In Blairsville's early years, its progressive citizens decide one of the town's first needs was a library for its community.  In 1872 a Y.M.C.A. was started and included a library and reading room for the members.  Those rooms were in a building located on the northwest corner of Market and Liberty Streets on the Diamond.  Ten years later, in 1882, the library was relocated to a separate building on the northwest corner of Market and Spring Streets.  The library and reading room were open to all who paid $2.00 per year.  At this time they had about 300 books and a few periodicals and newspapers.  In 1886 the Y.M.C.A. and several community minded citizens realized that the library would do better if separated from the Y.M.C.A.  A Public Library Association was formed and a charter was granted on July 6, 1886.  the first officers were John Hill, president; A.P. Kirtland, secretary; T.D. Cunningham, treasurer; and the following directors:  Antes Snyder, W.R. Smith, D. M. Fair, Jacob Graff and J.A. Cunningham.

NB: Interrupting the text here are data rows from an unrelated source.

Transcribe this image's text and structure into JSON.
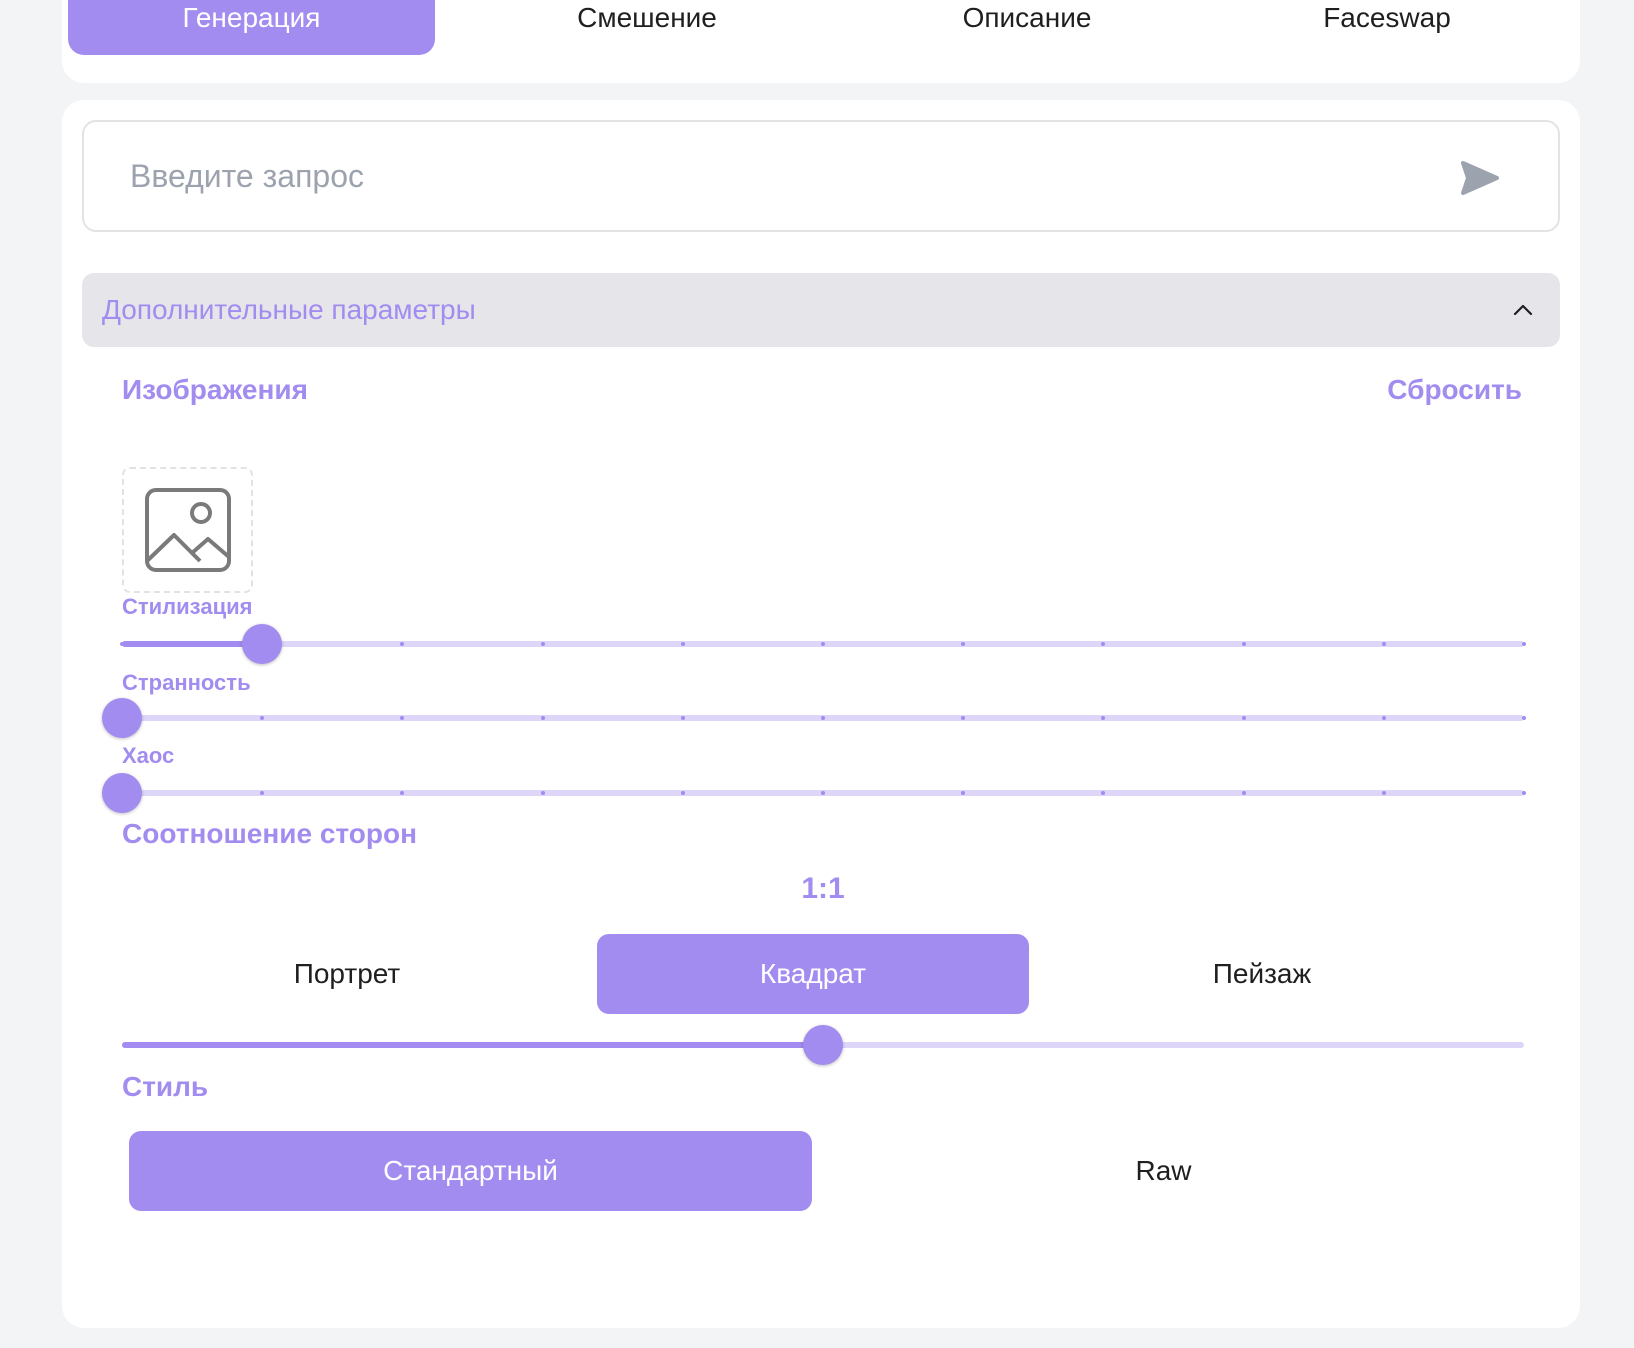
{
  "tabs": [
    {
      "label": "Генерация",
      "active": true
    },
    {
      "label": "Смешение",
      "active": false
    },
    {
      "label": "Описание",
      "active": false
    },
    {
      "label": "Faceswap",
      "active": false
    }
  ],
  "search": {
    "placeholder": "Введите запрос",
    "value": ""
  },
  "advanced": {
    "title": "Дополнительные параметры",
    "expanded": true
  },
  "images": {
    "label": "Изображения",
    "reset_label": "Сбросить"
  },
  "sliders": [
    {
      "label": "Стилизация",
      "value_fraction": 0.1,
      "ticks": 11
    },
    {
      "label": "Странность",
      "value_fraction": 0.0,
      "ticks": 11
    },
    {
      "label": "Хаос",
      "value_fraction": 0.0,
      "ticks": 11
    }
  ],
  "aspect": {
    "label": "Соотношение сторон",
    "value": "1:1",
    "options": [
      "Портрет",
      "Квадрат",
      "Пейзаж"
    ],
    "selected": "Квадрат",
    "slider_fraction": 0.5
  },
  "style": {
    "label": "Стиль",
    "options": [
      "Стандартный",
      "Raw"
    ],
    "selected": "Стандартный"
  },
  "colors": {
    "accent": "#a28cf0",
    "accent_light": "#ddd6f8",
    "background": "#f3f4f6"
  },
  "icons": {
    "send": "send-icon",
    "chevron": "chevron-up-icon",
    "image": "image-icon"
  }
}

The overflowing shelves in 1969

The citizen's of Blairsville, along with a gift of $650.00 from Andrew Carnegie, raised enough money to buy a building located on the north side of Market Street between Liberty and Spring Streets.  After extensive repairs to the building, the Y.M.C.A. turned over all books, furniture and library equipment to the Library Association.  From that period to the present Blairsville has had a public library of which it can be justly proud.  In 1908 the association purchased and moved to its present location on the northwest corner of Walnut and Campbell Streets.  In 1969, continuing the progressive policies of the early founders, the Library Association razed its building and with service being interrupted for a period of only nine months, built the present modern Library.  The citizens of Blairsville can be very proud of this facility as few communities of this size have anything this nice.  Much of this was accomplished with local finance and a great deal of l


Officers of the Library Association

During this noble enterprise were:

 ​Frank M. Barkley, president

Miss Janet McClure, vice president

Mrs. W. Clark Richey, secretary

Donald G. Gilmore, treasurer

and the following directors:

Mrs. John A. Ackerson

Mrs. J. Freeman Ferguson

John A. Henderson

L. Harold Kirkell

Joseph V. Serwinski